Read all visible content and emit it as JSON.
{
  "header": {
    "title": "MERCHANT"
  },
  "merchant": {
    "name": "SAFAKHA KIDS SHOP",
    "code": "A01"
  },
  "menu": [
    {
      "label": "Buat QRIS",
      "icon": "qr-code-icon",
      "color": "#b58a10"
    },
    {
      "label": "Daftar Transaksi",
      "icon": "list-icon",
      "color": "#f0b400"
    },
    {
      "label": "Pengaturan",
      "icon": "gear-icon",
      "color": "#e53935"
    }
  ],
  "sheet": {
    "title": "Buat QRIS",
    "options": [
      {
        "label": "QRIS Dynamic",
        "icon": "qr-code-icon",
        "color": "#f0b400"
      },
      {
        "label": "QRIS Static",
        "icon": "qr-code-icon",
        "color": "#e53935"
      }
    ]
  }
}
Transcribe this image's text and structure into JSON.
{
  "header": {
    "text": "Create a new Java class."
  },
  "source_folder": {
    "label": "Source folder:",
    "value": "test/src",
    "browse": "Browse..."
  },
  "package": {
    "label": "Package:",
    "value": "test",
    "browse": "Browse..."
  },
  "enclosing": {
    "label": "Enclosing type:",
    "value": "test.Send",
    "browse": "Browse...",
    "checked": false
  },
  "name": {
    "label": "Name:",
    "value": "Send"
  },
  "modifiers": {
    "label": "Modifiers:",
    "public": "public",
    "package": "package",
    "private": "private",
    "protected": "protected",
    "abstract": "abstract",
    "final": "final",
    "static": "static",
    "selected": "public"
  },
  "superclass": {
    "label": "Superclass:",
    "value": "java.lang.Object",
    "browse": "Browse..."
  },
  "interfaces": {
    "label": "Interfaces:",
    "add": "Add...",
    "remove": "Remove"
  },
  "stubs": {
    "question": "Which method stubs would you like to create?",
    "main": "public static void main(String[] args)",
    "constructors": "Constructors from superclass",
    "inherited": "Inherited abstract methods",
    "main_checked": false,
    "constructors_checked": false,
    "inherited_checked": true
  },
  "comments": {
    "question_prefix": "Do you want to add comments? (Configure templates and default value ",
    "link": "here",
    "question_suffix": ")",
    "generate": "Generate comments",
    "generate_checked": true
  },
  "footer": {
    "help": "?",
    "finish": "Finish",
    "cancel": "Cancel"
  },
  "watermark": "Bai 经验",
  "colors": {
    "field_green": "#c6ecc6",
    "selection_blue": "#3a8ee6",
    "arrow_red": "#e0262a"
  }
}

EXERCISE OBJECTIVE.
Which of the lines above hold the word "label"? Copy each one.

RESPONSE TO THIS TASK.
      "label": "Buat QRIS",
      "label": "Daftar Transaksi",
      "label": "Pengaturan",
        "label": "QRIS Dynamic",
        "label": "QRIS Static",
    "label": "Source folder:",
    "label": "Package:",
    "label": "Enclosing type:",
    "label": "Name:",
    "label": "Modifiers:",
    "label": "Superclass:",
    "label": "Interfaces:",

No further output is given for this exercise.